Even though many of us will live in several homes during our lifetime, our ancestors may have settled in a particular region and stayed there. If they were farmers or owned a business in town, they put sweat equity into building a home and life in their new community. After leaving their home country, they were ready to have a sense of place. That’s not to say that children of these ancestors or even some ancestors continued to see new opportunities…often further west. As we write about our ancestors, we need to understand the places that they lived. Let’s look at hometowns and what information we can find to enhance their stories.
A person’s hometown is central to a community. The churches, schools, sports, and organizations all create a sense of belonging (and a fierce rivalry with local towns in sports.) If you grew up in the same hometown as your grandparents or great-grandparents, you innately know a lot about the community. But what if you didn’t? What are some resources that might help you find out more about the area?
Town and County Histories

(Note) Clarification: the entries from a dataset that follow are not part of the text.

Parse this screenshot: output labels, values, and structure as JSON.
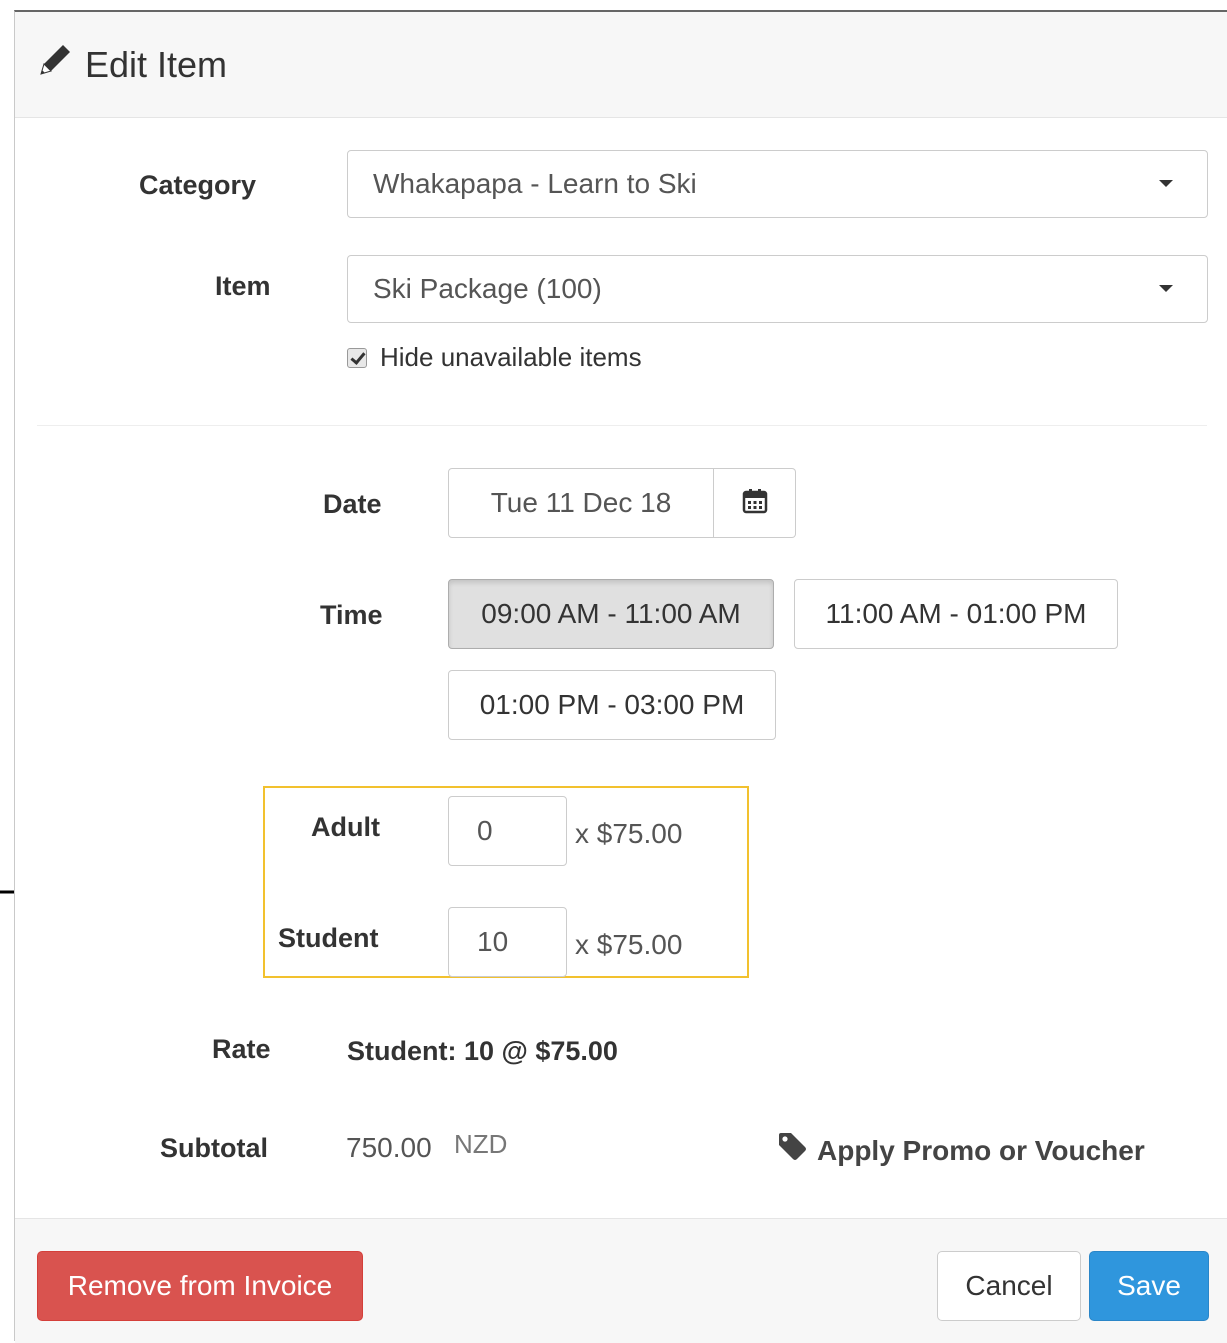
{
  "header": {
    "title": "Edit Item",
    "icon": "pencil-icon"
  },
  "form": {
    "category_label": "Category",
    "category_value": "Whakapapa - Learn to Ski",
    "item_label": "Item",
    "item_value": "Ski Package (100)",
    "hide_unavailable_label": "Hide unavailable items",
    "hide_unavailable_checked": true,
    "date_label": "Date",
    "date_value": "Tue 11 Dec 18",
    "time_label": "Time",
    "time_slots": [
      {
        "label": "09:00 AM - 11:00 AM",
        "selected": true
      },
      {
        "label": "11:00 AM - 01:00 PM",
        "selected": false
      },
      {
        "label": "01:00 PM - 03:00 PM",
        "selected": false
      }
    ],
    "quantities": [
      {
        "label": "Adult",
        "value": "0",
        "price": "x $75.00"
      },
      {
        "label": "Student",
        "value": "10",
        "price": "x $75.00"
      }
    ],
    "rate_label": "Rate",
    "rate_value": "Student: 10 @ $75.00",
    "subtotal_label": "Subtotal",
    "subtotal_amount": "750.00",
    "subtotal_currency": "NZD",
    "promo_label": "Apply Promo or Voucher"
  },
  "footer": {
    "remove_label": "Remove from Invoice",
    "cancel_label": "Cancel",
    "save_label": "Save"
  },
  "colors": {
    "danger": "#d9534f",
    "primary": "#2f96dd",
    "highlight": "#f2c12e"
  }
}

Around the time of the United States Bicentennial there was a concerted effort to capture county history, including the townships, cities, and towns of the area. Your local library and historical societies are excellent resources. In Fargo, ND, the NDSU Archives includes the Institute of Regional Studies and an extensive collection of local and county histories of North Dakota. While we all make a beeline for our ancestor’s names in the index, take some time to read about other people that lived nearby or the town history. You’ll have a better idea about what was happening during that time.
There are several resources for newspaper articles. Every state has some representation in the Chronicling America Newspapers Online. You also could check out SmallTownPapers. They have an interesting assortment of newspapers from around the country.
Church Anniversary Books
It wasn’t uncommon for churches to celebrate their jubilee by publishing a small booklet, talking about how the parish started, past parishioners and current times. These are treasure troves of information if you’re lucky to have your ancestor mentioned. In one such book, they listed the Civil War Veterans from their church which included two of my g-g-great grandfathers. I had no idea that one of them served when I found this booklet. You could check in local libraries or contact the church directly if it still exists. Also remember to leverage sites such as Hathi Trust and Digital Public Library of America. You never know what they might have available.
Isn’t it fun when you find an old picture of the family farm? It might be worth exploring old pictures that show the towns that your ancestor lived nearby. What did the main street look like in 1910? Do you have any old receipts or account books? Do they reference a particular store or business that they patronized? If so, it provides us with more insight into what their day-to-day life was like.
Often, we use plat books to identify the farmland that our ancestors owned. The next time you look at a plat book, make sure that you look at the plat page for the individual towns as well as the information in the front and the back of the book. Sometimes they include world history, regional history and in the index section there are brief biographies of some of the landowners. The landowners typically had to pay to have that information included—this probably tells you they were doing ok financially if they could afford to do that. There are often some photos of farms and towns included. Each plat book is different, but it is worth checking out. Ancestry has several plat books available online. You could also check your local historical societies and libraries. Not every plat book is online.
We’ve talked about Sanborn Maps in the past. These are primarily geared towards larger towns/cities. You can find interesting tidbits if you take the time to look. For example, you might find that the church that your ancestor attended was made of brick and had a forced air heating system. Or that the streets were not named the same in 1890 as they were in 1920. Thanks to the Library of Congress, we can access the Sanborn Maps online.
I hope this has given you some ideas of how you can add color and interest to your family history writings by learning more about the communities where your ancestor lived. Enjoy stepping back in time and finding hometown information.
With a lifelong passion for genealogy and history, the author enjoys the opportunity to share genealogy tidbits, inspiring others to research and write their family story.